WHAT IS REQUIRED » Search the records below for the word "uploading". Copy each line where it occurs.

RECORDS FOR THE EXERCISE »
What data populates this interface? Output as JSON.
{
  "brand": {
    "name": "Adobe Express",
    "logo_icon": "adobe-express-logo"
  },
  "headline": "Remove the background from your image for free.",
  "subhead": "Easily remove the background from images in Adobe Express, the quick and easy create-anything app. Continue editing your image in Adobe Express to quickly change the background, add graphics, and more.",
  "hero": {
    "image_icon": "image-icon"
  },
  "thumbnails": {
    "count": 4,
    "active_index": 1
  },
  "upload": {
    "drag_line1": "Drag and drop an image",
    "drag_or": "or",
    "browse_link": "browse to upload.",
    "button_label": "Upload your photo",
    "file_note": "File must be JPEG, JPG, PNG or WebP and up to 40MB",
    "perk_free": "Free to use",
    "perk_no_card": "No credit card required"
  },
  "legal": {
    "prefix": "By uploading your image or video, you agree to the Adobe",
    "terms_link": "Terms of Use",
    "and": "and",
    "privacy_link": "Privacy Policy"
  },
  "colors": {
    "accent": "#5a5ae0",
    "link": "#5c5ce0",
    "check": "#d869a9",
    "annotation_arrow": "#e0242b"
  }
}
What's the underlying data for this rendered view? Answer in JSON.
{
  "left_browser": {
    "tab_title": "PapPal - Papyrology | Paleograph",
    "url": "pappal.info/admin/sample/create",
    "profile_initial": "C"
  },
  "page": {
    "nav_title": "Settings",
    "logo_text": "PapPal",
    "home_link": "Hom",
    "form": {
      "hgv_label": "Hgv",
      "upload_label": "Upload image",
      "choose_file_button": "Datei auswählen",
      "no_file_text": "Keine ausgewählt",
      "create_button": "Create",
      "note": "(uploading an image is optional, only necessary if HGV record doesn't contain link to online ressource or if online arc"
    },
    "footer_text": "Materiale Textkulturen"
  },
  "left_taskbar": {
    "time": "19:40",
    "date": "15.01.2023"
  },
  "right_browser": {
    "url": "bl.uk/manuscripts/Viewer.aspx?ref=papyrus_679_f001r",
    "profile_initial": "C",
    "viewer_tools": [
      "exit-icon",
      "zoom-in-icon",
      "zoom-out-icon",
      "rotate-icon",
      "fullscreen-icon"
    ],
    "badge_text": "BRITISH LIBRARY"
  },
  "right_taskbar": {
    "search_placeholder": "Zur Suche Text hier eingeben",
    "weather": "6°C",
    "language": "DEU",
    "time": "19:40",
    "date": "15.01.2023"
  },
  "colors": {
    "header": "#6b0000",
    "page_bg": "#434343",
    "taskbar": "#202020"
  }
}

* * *

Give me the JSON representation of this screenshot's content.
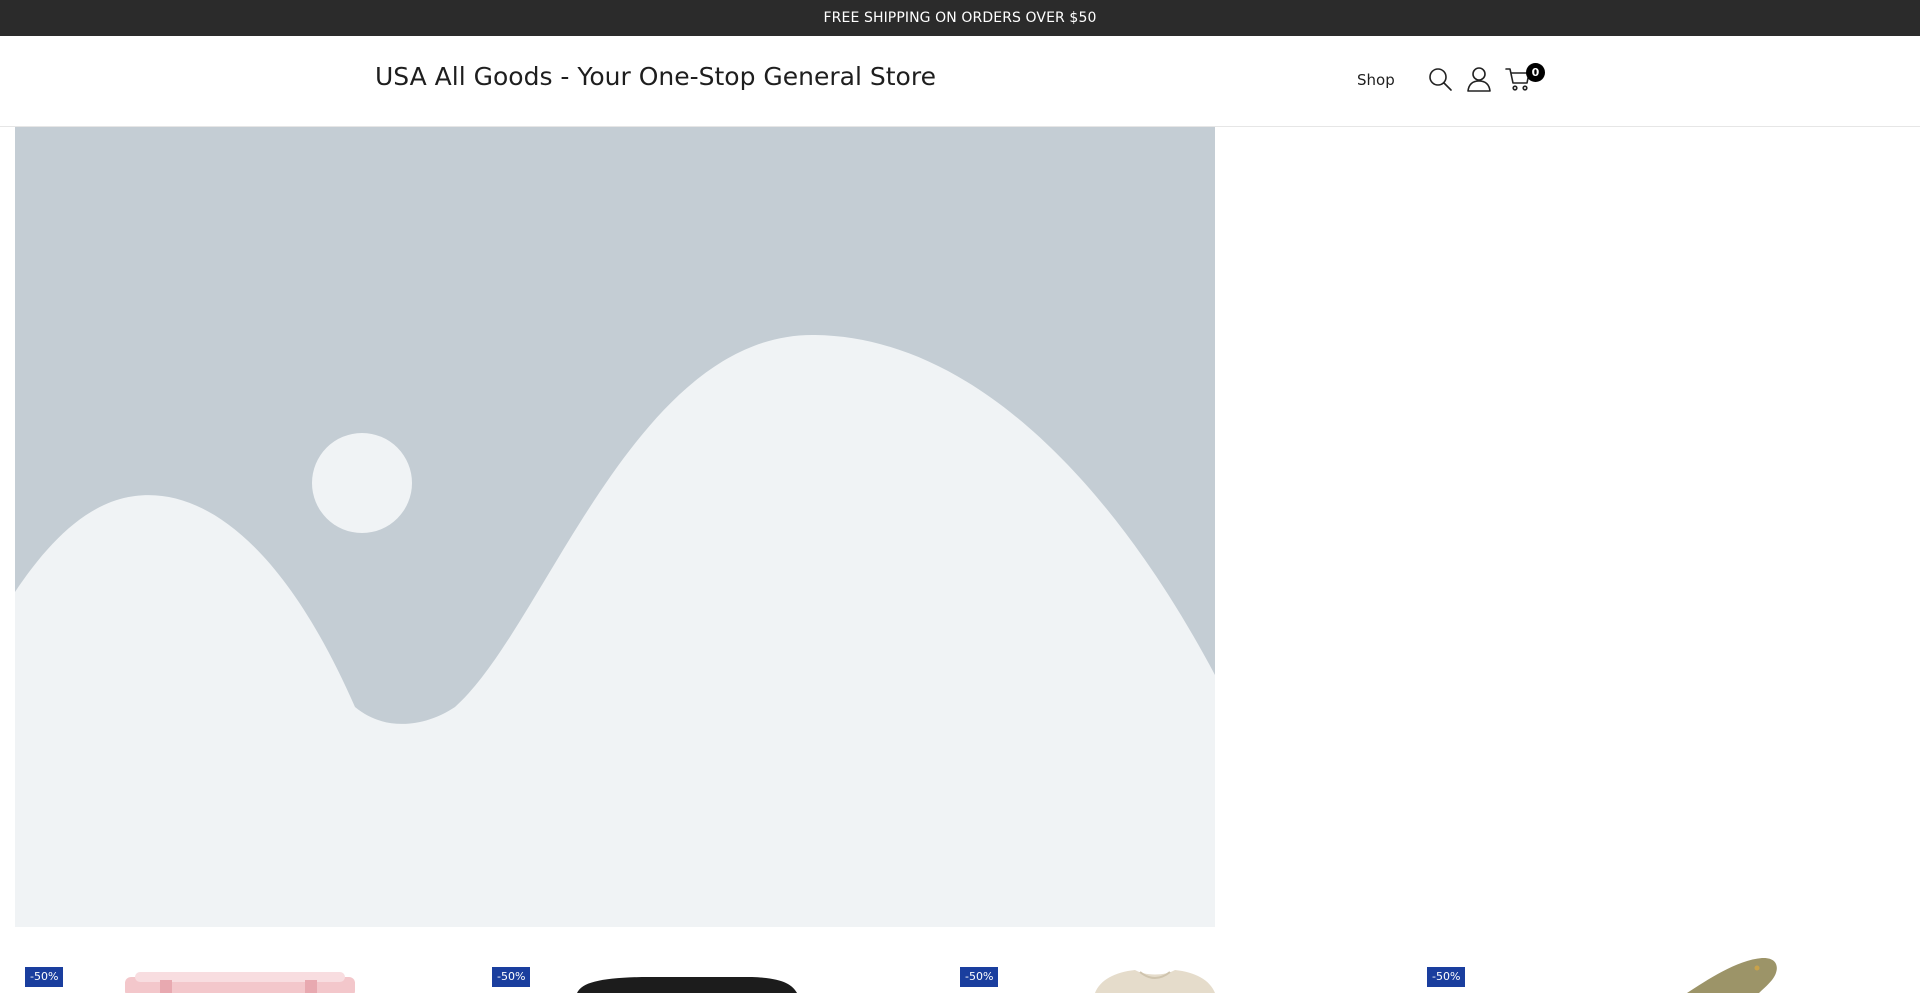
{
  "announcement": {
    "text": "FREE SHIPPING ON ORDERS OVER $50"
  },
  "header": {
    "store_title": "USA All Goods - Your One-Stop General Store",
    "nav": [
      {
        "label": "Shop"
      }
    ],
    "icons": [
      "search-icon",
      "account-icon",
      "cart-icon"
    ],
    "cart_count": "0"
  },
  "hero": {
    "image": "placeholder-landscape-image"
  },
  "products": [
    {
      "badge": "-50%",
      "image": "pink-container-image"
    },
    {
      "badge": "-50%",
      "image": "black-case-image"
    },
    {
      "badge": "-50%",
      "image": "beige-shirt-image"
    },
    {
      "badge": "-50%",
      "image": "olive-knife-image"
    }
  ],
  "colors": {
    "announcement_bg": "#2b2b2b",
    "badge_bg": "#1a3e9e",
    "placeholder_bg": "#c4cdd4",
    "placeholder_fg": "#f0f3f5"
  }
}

RESPONSE »
    "prefix": "By uploading your image or video, you agree to the Adobe",
      "note": "(uploading an image is optional, only necessary if HGV record doesn't contain link to online ressource or if online arc"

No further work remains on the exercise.